Evidence suggests that a diet high in vitamin-C-rich foods is associated with a lower risk of certain cancers (13, 15, 16). In fact, a recent analysis of 21 studies found that the risk of lung cancer decreased by 7% for each daily 100-mg increase in vitamin C intake (17). However, this study was limited because it could not determine whether the decreased risk of lung cancer was caused by vitamin C or other compounds found in fruits and vegetables. While many observational studies have found a link between higher vitamin C intake and a reduced risk of certain cancers, results from controlled studies remain inconsistent (18, 19, 20).
Even though more research is needed to determine this vitamin’s role in cancer prevention, it’s certain that vitamin C plays a key role in many important functions in the body. While both green and red cabbage are excellent sources of this potent antioxidant, red cabbage contains about 30% more. One cup (89 grams) of chopped red cabbage packs in 85% of the recommended intake for vitamin C, which is the same amount found in a small orange (21).
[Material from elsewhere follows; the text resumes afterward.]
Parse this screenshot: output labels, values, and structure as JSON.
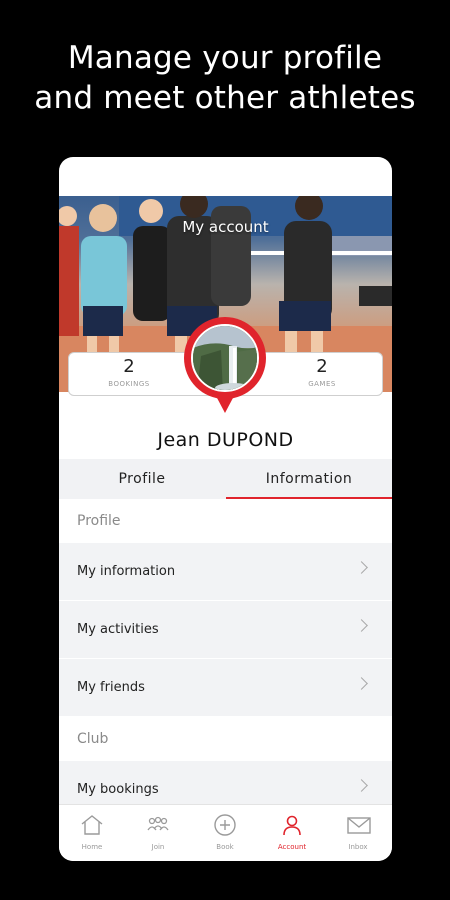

SUMMARY: Your body needs vitamin C for many important functions, and it is a potent antioxidant. Red cabbage is particularly high in this nutrient, providing about 85% of the RDI per cup (89 grams).
4. It Helps Improve Digestion
If you want to improve your digestive health, fiber-rich cabbage is the way to go. This crunchy vegetable is full of gut-friendly insoluble fiber, a type of carbohydrate that can’t be broken down in the intestines. Insoluble fiber helps keep the digestive system healthy by adding bulk to stools and promoting regular bowel movements (22). What’s more, it’s rich in soluble fiber, which has been shown to increase the number of beneficial bacteria in the gut. This is because fiber is the main fuel source for friendly species like Bifidobacteria and Lactobacilli (23). These bacteria perform important functions like protecting the immune system and producing critical nutrients like vitamins K2 and B12 (24, 25). Eating more cabbage is an excellent way to keep your digestive system healthy and happy.
SUMMARY: Cabbage contains insoluble fiber, which keeps the digestive system healthy by providing fuel for friendly bacteria and promoting regular bowel movements.